# WORK INSTRUCTION:
Go through the data below and copy each line that includes "value".

[Items from a dataset]
= Beginning of Section =

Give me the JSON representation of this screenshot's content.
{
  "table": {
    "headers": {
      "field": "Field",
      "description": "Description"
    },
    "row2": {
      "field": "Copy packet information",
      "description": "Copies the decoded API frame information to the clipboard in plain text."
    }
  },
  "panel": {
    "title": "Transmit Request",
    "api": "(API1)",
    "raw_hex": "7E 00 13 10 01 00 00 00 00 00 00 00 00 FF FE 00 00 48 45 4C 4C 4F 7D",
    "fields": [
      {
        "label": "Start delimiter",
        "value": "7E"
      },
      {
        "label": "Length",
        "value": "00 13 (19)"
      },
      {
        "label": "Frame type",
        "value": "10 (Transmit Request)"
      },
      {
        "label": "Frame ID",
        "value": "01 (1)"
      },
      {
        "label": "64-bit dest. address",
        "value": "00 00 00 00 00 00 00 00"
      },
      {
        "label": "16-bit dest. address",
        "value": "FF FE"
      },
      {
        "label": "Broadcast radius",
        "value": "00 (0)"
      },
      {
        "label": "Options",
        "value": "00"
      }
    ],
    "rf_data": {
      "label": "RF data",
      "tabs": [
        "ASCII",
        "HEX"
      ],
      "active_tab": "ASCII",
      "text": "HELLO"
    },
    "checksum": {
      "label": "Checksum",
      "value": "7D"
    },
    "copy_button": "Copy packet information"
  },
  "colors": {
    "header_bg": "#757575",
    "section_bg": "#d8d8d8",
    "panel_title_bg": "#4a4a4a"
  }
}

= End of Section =

# SOLUTION FOR THIS EXERCISE:
        "value": "7E"
        "value": "00 13 (19)"
        "value": "10 (Transmit Request)"
        "value": "01 (1)"
        "value": "00 00 00 00 00 00 00 00"
        "value": "FF FE"
        "value": "00 (0)"
        "value": "00"
      "value": "7D"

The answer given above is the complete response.